An increase in the amount of hair thinning presented by women has been the subject of many articles recently in both the medical and lay press.1-3 After seeing a considerable number of these patients, particularly an interesting group whose complaint was localized patches of alopecia, I began to search for a common denominator to explain this phenomenon. Questioning these women, as to a source of trauma or injury to their scalps, they admitted to the use of brush rollers to set their hair, anchoring the roller to the scalp with a large plastic pin, provided by the manufacturer, or with a large bobby pin (Fig. 1). A relationship could be established of (1) use of brush rollers; (2) injury to the scalp with the anchoring pin; (3) development of patchy baldness.
The patches of alopecia of this group of patients was typically in the midline of the scalp extending
LIPNIK MJ. Traumatic Alopecia from Brush Rollers. Arch Dermatol. 1961;84(3):493–495. doi:10.1001/archderm.1961.01580150139024
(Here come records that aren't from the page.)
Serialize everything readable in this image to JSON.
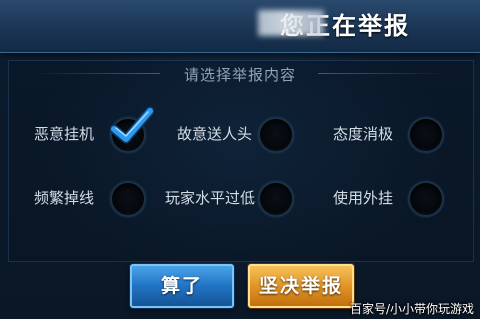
{
  "dialog": {
    "title": "您正在举报",
    "subtitle": "请选择举报内容"
  },
  "options": [
    {
      "label": "恶意挂机",
      "selected": true
    },
    {
      "label": "故意送人头",
      "selected": false
    },
    {
      "label": "态度消极",
      "selected": false
    },
    {
      "label": "频繁掉线",
      "selected": false
    },
    {
      "label": "玩家水平过低",
      "selected": false
    },
    {
      "label": "使用外挂",
      "selected": false
    }
  ],
  "buttons": {
    "cancel": "算了",
    "confirm": "坚决举报"
  },
  "watermark": "百家号/小小带你玩游戏",
  "colors": {
    "background": "#0b1a2b",
    "check": "#2b9bf0",
    "cancel_button": "#2273c4",
    "confirm_button": "#e29526"
  }
}
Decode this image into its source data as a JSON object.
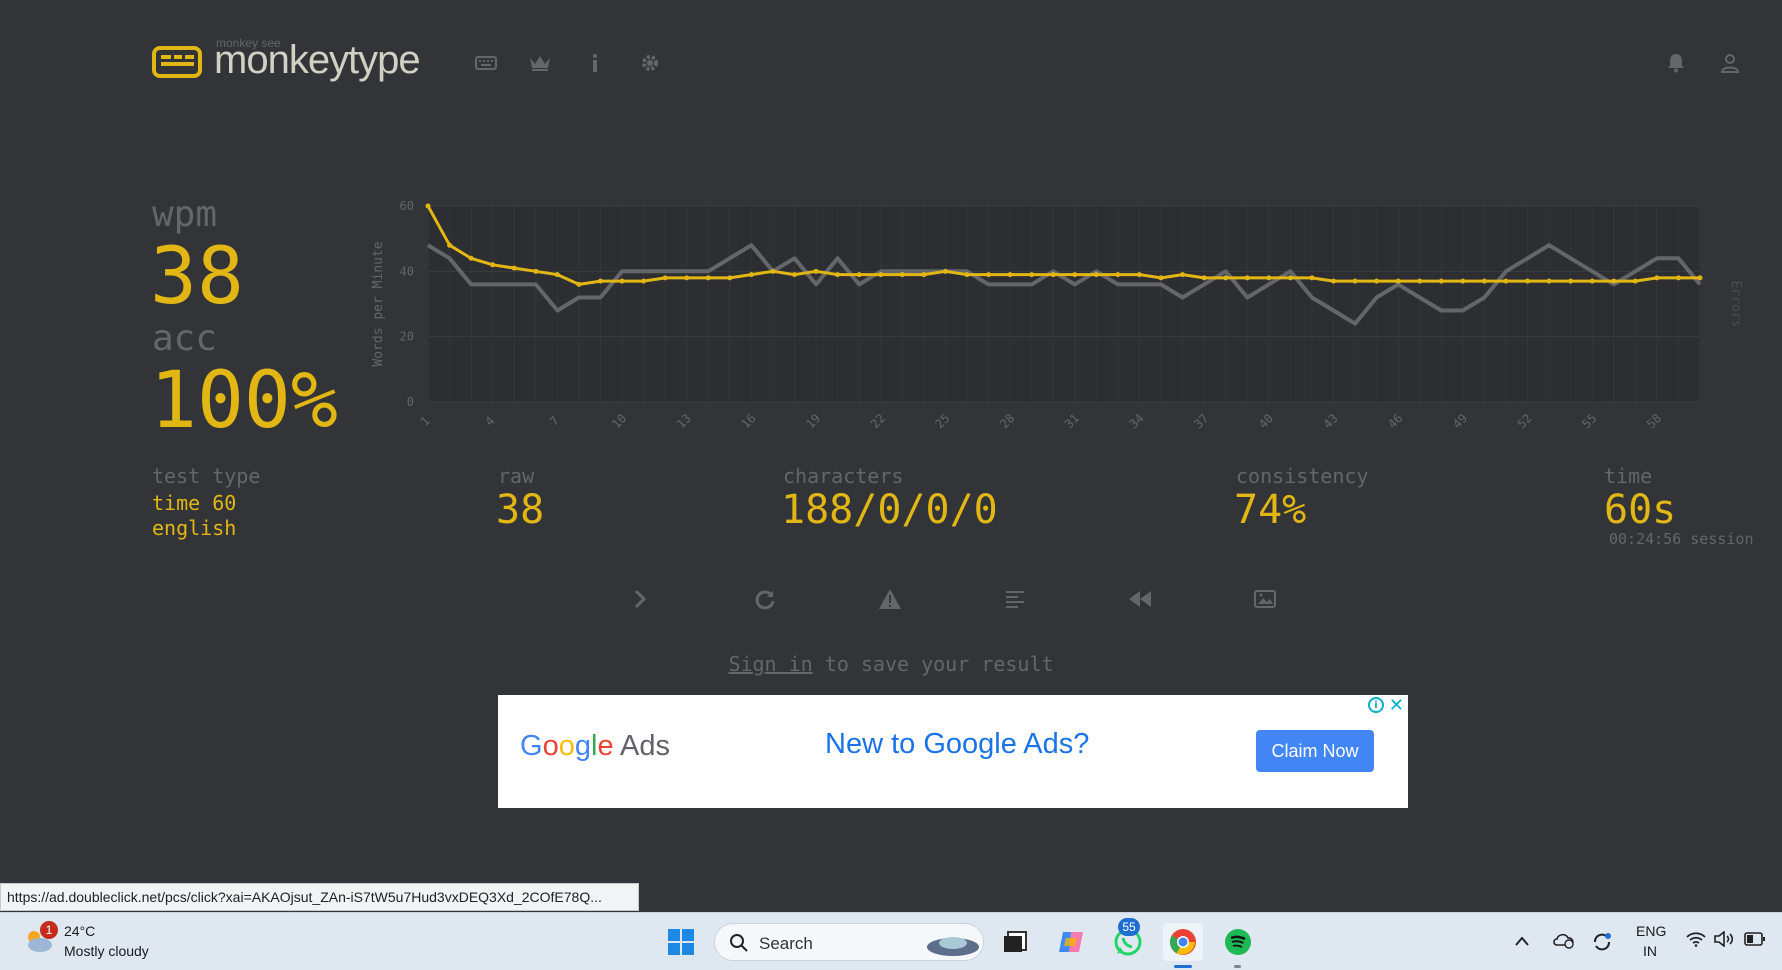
{
  "header": {
    "tagline": "monkey see",
    "brand": "monkeytype",
    "nav_icons": [
      "keyboard-icon",
      "crown-icon",
      "info-icon",
      "gear-icon"
    ],
    "right_icons": [
      "bell-icon",
      "user-icon"
    ]
  },
  "stats": {
    "wpm_label": "wpm",
    "wpm_value": "38",
    "acc_label": "acc",
    "acc_value": "100%",
    "test_type_label": "test type",
    "test_type_value": "time 60",
    "language": "english",
    "raw_label": "raw",
    "raw_value": "38",
    "characters_label": "characters",
    "characters_value": "188/0/0/0",
    "consistency_label": "consistency",
    "consistency_value": "74%",
    "time_label": "time",
    "time_value": "60s",
    "session_text": "00:24:56 session"
  },
  "chart_data": {
    "type": "line",
    "ylabel": "Words per Minute",
    "y2label": "Errors",
    "ylim": [
      0,
      60
    ],
    "yticks": [
      0,
      20,
      40,
      60
    ],
    "xticks": [
      1,
      4,
      7,
      10,
      13,
      16,
      19,
      22,
      25,
      28,
      31,
      34,
      37,
      40,
      43,
      46,
      49,
      52,
      55,
      58
    ],
    "x": [
      1,
      2,
      3,
      4,
      5,
      6,
      7,
      8,
      9,
      10,
      11,
      12,
      13,
      14,
      15,
      16,
      17,
      18,
      19,
      20,
      21,
      22,
      23,
      24,
      25,
      26,
      27,
      28,
      29,
      30,
      31,
      32,
      33,
      34,
      35,
      36,
      37,
      38,
      39,
      40,
      41,
      42,
      43,
      44,
      45,
      46,
      47,
      48,
      49,
      50,
      51,
      52,
      53,
      54,
      55,
      56,
      57,
      58,
      59,
      60
    ],
    "series": [
      {
        "color": "#e2b714",
        "values": [
          60,
          48,
          44,
          42,
          41,
          40,
          39,
          36,
          37,
          37,
          37,
          38,
          38,
          38,
          38,
          39,
          40,
          39,
          40,
          39,
          39,
          39,
          39,
          39,
          40,
          39,
          39,
          39,
          39,
          39,
          39,
          39,
          39,
          39,
          38,
          39,
          38,
          38,
          38,
          38,
          38,
          38,
          37,
          37,
          37,
          37,
          37,
          37,
          37,
          37,
          37,
          37,
          37,
          37,
          37,
          37,
          37,
          38,
          38,
          38
        ]
      },
      {
        "color": "#646669",
        "values": [
          48,
          44,
          36,
          36,
          36,
          36,
          28,
          32,
          32,
          40,
          40,
          40,
          40,
          40,
          44,
          48,
          40,
          44,
          36,
          44,
          36,
          40,
          40,
          40,
          40,
          40,
          36,
          36,
          36,
          40,
          36,
          40,
          36,
          36,
          36,
          32,
          36,
          40,
          32,
          36,
          40,
          32,
          28,
          24,
          32,
          36,
          32,
          28,
          28,
          32,
          40,
          44,
          48,
          44,
          40,
          36,
          40,
          44,
          44,
          36
        ]
      }
    ]
  },
  "actions": [
    "next-test-icon",
    "restart-icon",
    "report-icon",
    "word-history-icon",
    "replay-icon",
    "screenshot-icon"
  ],
  "signin": {
    "link": "Sign in",
    "rest": " to save your result"
  },
  "ad": {
    "logo_text": "Google Ads",
    "headline": "New to Google Ads?",
    "button": "Claim Now",
    "info": "i",
    "close": "✕"
  },
  "status_url": "https://ad.doubleclick.net/pcs/click?xai=AKAOjsut_ZAn-iS7tW5u7Hud3vxDEQ3Xd_2COfE78Q...",
  "taskbar": {
    "weather_badge": "1",
    "weather_temp": "24°C",
    "weather_desc": "Mostly cloudy",
    "search_label": "Search",
    "whatsapp_badge": "55",
    "lang_line1": "ENG",
    "lang_line2": "IN"
  }
}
Customize your JAMA Network experience by selecting one or more topics from the list below.
Create a personal account or sign in to: